4:00 PM, Saturday 25 May 2019 (2 hours)
Guided tour "Montréal in jazz" 06:00 PM to 08:00 PM (2 hours)
Université du Québec à Montréal (UQAM) - DS-R520
The characterization of the Canadian operations of major labels, including EMI Canada, as branch plants is technically correct. They are wholly owned subsidiaries of larger multinational operations. However, this term can be misleading, suggesting a straightforward command and control structure while obscuring the complexity of the relations between the various branches of these corporations. Patrick Wikstrom notes that multinational music companies must be attentive to the conditions of the local markets in which they operate. Documents in the EMI Music Canada archives offer some insight into these relations, documenting the negotiations and deliberations concerning both its own operations and those of other branches from the late 1970s to the early 1990s. This paper will focus on the decision making processes for selecting which international recordings were released in the Canadian market – not only how these were selected for release, but also how they were marketed, and, just as crucially, how expenses and revenues were shared between various branches. The same considerations apply to the process of getting Canadian acts released and promoted in other markets. In either case EMI Canada acted as mediator – between the larger corporation or other branches and the Canadian market in the former instance, and between Canadian artists or independent labels and the larger corporation in the latter.
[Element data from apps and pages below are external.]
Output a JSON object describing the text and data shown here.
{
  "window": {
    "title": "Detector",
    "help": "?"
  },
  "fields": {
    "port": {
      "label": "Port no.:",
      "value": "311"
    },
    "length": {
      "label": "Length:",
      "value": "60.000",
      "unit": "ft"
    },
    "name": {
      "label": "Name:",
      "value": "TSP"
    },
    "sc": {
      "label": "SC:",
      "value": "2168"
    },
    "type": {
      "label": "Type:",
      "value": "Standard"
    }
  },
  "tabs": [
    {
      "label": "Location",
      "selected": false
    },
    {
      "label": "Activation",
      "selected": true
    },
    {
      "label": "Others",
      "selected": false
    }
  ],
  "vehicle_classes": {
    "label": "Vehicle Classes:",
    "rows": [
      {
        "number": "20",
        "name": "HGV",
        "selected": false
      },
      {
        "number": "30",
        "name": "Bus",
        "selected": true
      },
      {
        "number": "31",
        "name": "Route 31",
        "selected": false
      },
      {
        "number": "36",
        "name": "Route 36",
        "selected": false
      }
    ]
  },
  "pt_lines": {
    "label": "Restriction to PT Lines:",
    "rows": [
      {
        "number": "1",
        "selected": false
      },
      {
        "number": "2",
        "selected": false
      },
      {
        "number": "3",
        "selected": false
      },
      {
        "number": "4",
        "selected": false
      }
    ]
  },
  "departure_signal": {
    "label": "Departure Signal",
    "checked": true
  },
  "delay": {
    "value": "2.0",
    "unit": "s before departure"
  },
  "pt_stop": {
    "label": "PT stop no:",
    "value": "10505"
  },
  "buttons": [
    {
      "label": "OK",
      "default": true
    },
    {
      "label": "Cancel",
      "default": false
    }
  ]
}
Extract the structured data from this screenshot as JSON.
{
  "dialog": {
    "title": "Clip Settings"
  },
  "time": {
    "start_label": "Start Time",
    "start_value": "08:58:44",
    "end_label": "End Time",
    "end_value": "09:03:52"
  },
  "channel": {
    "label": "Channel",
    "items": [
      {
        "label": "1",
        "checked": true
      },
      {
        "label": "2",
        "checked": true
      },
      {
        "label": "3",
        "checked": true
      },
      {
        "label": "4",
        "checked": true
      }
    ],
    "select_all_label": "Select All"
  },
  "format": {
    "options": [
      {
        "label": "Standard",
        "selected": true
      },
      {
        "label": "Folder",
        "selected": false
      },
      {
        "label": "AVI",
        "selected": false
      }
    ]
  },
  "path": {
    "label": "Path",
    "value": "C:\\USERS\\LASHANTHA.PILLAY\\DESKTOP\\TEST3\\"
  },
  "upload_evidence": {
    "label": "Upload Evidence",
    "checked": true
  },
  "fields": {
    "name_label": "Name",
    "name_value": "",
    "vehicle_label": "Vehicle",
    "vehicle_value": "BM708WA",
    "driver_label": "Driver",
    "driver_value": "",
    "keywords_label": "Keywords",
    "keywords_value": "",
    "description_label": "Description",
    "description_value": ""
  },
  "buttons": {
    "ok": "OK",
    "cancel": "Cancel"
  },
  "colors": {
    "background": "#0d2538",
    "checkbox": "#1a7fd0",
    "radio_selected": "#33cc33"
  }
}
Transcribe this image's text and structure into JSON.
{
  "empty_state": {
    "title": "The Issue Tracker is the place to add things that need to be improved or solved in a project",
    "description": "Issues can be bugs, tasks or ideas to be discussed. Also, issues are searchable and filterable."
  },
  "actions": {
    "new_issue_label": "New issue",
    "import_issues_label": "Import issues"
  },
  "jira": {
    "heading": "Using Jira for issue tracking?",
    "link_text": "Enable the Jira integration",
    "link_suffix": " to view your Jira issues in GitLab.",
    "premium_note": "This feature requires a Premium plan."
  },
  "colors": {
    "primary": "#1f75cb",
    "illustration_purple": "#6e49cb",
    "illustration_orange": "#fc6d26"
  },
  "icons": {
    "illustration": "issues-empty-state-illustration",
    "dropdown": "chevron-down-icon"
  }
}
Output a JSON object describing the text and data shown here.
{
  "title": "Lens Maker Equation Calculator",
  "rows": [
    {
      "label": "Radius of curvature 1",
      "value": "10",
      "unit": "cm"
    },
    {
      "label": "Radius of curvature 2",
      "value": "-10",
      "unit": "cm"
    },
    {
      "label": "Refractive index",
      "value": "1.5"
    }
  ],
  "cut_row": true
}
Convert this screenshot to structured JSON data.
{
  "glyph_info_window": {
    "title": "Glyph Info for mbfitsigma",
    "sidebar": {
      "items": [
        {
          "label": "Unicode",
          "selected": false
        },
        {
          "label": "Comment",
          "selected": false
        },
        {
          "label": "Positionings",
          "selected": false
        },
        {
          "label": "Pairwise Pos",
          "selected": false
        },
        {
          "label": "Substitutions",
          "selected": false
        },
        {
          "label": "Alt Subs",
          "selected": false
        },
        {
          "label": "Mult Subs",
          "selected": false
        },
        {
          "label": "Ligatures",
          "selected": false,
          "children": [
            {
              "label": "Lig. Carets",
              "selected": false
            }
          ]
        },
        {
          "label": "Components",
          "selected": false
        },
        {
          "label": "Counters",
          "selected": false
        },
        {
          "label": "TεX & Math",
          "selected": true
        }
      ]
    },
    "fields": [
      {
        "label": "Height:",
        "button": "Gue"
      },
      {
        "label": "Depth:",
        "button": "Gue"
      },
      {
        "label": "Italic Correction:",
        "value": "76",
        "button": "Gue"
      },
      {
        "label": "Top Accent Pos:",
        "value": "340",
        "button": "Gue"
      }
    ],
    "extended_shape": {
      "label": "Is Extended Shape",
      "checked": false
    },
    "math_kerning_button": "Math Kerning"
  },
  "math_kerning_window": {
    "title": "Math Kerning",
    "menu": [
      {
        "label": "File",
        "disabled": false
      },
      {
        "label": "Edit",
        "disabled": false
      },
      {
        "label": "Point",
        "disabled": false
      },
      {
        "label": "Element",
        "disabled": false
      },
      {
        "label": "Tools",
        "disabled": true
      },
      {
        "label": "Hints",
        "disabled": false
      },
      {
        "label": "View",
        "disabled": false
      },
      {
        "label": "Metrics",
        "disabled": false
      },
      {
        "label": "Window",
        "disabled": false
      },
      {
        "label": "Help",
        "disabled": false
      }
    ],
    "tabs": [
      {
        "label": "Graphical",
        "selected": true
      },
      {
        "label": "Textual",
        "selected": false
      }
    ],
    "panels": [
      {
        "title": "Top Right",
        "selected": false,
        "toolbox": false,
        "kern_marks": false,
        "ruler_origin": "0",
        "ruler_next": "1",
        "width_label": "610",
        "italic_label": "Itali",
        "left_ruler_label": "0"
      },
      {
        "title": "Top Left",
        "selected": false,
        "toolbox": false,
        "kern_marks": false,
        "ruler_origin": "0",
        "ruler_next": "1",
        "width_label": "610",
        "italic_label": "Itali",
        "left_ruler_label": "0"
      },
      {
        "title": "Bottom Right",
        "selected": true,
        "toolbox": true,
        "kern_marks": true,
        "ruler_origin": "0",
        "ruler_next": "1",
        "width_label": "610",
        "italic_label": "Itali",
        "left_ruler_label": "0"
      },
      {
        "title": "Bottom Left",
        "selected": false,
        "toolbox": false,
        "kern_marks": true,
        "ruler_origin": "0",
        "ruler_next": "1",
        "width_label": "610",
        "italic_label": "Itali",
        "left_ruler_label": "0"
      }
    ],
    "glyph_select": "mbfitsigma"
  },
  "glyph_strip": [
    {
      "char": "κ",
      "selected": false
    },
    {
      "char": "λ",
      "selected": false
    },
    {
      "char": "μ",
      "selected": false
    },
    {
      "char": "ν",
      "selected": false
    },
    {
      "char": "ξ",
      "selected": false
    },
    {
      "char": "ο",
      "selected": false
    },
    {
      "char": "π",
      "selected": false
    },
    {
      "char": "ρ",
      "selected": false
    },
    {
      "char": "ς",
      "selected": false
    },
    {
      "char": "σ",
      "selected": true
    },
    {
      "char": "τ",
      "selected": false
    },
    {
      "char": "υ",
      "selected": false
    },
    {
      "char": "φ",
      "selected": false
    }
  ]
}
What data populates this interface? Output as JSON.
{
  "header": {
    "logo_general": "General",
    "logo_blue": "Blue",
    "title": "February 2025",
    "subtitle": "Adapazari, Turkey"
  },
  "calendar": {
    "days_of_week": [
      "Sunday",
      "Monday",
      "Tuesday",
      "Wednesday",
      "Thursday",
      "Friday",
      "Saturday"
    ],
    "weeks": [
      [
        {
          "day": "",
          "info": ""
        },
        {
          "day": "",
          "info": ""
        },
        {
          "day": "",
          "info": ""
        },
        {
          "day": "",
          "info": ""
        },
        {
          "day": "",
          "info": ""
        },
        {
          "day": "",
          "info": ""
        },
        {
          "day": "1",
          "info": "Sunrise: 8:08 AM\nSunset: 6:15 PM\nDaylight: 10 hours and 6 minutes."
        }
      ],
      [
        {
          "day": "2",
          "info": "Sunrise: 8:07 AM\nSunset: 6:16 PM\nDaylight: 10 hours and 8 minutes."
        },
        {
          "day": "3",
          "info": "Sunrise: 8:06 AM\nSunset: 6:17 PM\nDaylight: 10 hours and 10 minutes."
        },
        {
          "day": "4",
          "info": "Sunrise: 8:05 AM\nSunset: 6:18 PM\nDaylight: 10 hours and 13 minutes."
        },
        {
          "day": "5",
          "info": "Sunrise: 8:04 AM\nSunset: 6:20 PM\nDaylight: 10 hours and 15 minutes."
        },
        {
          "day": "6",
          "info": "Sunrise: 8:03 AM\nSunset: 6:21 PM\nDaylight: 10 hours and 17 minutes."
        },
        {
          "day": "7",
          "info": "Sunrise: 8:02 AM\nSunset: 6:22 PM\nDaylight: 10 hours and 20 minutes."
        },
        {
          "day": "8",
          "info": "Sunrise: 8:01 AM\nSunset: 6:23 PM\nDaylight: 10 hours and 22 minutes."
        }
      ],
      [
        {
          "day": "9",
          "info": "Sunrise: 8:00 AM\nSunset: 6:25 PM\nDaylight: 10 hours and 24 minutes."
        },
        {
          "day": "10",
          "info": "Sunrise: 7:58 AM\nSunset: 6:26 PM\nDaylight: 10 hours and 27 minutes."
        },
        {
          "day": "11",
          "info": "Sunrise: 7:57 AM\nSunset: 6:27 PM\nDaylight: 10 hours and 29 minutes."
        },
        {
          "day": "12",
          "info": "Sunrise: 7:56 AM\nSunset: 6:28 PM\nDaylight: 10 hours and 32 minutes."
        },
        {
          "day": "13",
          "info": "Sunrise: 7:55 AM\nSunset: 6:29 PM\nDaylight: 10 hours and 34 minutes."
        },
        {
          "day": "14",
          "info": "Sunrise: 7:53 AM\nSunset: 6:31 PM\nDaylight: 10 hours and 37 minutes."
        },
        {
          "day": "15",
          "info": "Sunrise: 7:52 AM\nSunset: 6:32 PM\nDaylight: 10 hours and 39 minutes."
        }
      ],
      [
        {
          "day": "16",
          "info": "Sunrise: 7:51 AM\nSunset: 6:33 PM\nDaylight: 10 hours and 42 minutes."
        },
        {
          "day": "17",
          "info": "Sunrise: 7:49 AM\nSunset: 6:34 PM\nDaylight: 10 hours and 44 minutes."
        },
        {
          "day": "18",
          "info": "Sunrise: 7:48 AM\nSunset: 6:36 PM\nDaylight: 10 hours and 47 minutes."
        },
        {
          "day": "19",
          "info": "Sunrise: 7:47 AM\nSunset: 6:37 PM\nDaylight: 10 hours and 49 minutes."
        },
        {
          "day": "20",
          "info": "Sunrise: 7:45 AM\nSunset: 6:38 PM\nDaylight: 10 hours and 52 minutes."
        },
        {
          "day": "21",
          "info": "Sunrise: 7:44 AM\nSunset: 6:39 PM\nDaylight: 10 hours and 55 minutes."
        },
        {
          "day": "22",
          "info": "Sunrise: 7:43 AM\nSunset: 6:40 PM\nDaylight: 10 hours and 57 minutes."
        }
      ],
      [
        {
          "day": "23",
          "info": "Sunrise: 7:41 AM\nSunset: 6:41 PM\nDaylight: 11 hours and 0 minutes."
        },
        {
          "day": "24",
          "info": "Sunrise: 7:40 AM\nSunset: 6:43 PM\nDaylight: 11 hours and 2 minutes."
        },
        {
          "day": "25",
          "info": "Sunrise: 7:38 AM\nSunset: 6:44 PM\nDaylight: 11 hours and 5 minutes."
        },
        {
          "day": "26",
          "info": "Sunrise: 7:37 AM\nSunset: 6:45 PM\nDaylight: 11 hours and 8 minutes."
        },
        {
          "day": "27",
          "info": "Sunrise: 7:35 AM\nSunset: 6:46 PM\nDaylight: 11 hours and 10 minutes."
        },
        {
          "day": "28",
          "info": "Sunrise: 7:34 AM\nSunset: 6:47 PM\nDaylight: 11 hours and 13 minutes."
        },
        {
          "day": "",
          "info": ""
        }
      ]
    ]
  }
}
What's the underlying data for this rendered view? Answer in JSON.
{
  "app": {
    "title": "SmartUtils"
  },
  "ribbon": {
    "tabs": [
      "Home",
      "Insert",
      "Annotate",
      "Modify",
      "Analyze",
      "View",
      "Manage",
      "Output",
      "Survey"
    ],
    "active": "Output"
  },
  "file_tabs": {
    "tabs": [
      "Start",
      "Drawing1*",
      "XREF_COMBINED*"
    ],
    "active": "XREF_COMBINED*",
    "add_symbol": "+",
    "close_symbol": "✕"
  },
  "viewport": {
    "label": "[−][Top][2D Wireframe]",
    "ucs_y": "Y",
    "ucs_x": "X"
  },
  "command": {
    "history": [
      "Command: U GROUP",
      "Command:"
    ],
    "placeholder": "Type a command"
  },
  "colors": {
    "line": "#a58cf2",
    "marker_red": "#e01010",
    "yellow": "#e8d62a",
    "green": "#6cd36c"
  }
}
This will help elaborate EMI Canada’s role as point of transition between local and global interests, as well as the precise ways in which multinational music corporations have acted to direct global flows of capital and culture.